Shortly after the demise of MF Global, we formed an SRO Committee with the CME and representatives of other exchanges, including ICE, the Kansas City Board of Trade and the Minneapolis Grain Exchange. As discussed below, the SRO Committee developed a number of rule proposals that have already been approved by our Board. Early on in its deliberations, the committee recognized that we need to make better use of technology to monitor firms for compliance with segregation requirements.
In July, the Huffington Post reported on Chris Hehmeyer’s similar perspective:
Chris Hehmeyer, the NFA’s non-executive chairman, defended the organization in an interview with Reuters on Friday, saying the NFA’s insistence on requiring Wasendorf to sign an authorization to check bank balances stopped the fraud in its tracks.
“They are the ones that uncovered this whole thing,” Hehmeyer said of NFA auditors. “If they hadn’t caught him, it could have gotten a lot bigger.”
But the BRG report tells us that it was never NFA’s idea to start electronic confirmations:
According to an NFA director, after 2008, Bank of America, one of the larger banks, sent a letter out saying that they would no longer accept paper confirmation[.]
We’re not as ready to give the NFA credit for catching the fraud in 2012, when the method needed to catch it was forced upon the organization in 2008 by outside forces.

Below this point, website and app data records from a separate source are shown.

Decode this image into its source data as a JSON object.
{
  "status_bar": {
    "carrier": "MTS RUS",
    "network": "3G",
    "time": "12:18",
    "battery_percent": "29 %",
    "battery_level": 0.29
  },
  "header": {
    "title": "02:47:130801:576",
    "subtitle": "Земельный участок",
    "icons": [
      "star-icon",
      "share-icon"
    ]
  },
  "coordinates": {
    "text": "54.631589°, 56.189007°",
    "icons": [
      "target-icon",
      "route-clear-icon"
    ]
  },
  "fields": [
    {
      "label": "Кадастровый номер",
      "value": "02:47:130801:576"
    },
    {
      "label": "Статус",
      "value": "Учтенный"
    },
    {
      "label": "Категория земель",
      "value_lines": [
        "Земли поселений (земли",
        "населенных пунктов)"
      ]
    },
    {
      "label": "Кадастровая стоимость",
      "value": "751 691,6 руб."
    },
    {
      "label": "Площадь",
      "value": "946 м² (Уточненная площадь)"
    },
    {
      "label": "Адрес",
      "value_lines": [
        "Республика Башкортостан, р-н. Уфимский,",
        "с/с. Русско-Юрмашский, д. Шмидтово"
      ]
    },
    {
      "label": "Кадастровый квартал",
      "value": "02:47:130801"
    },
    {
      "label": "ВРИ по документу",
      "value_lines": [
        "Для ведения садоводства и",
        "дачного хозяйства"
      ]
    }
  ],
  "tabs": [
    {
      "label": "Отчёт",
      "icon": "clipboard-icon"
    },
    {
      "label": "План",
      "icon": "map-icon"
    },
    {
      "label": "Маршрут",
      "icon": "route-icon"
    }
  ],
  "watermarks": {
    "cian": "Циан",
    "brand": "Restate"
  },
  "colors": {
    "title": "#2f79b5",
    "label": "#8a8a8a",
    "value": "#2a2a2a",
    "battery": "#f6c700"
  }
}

Now, to be fair, Roth and Hehmeyer’s letter did indicate that the Board had voted to take up the recommendations of BRG, which can be found here. Much of the recommendations make a lot of sense, and we’re pleased that the Board is moving forward with implementation (even if specifics are nowhere to be found yet). That being said, while many of these changes will have a positive impact in the future, what about now? Right now, the NFA is still staffed with inexperienced and poorly informed staff auditors. Those auditors are still supervised by inexperienced auditors. And communication and record keeping (as demonstrated in the report) is still shoddy.
And what about confirming the segregated bank accounts are indeed qualified as such at the bank? What about reviewing the cash flows out of said segregated accounts? What about accountability for supervisors who don’t supervise, managers who don’t manage, and directors who don’t direct?
On the last note, it seems as though we have our answer. The Wall Street Journal reports:
The board of the National Futures Association on Thursday determined that the regulator’s senior management will stay in their jobs following an external review of the agency, prompted by last year’s collapse of Peregrine Financial Group Inc. […]
However, four top executives will forgo bonus payments for last year, NFA directors ruled Thursday after reviewing a lengthy report on the agency’s culture and oversight practices that was commissioned following the Peregrine debacle.
THAT is accountability? A handful of people get a one-time pay dock? Color us unimpressed.
Look, it’s great that we’re moving in the right direction, but there’s still a lot of work to be done. Let’s start with being honest about the contents of this report, and then address the (in)experience of the auditors we’ve charged with protecting our industry today.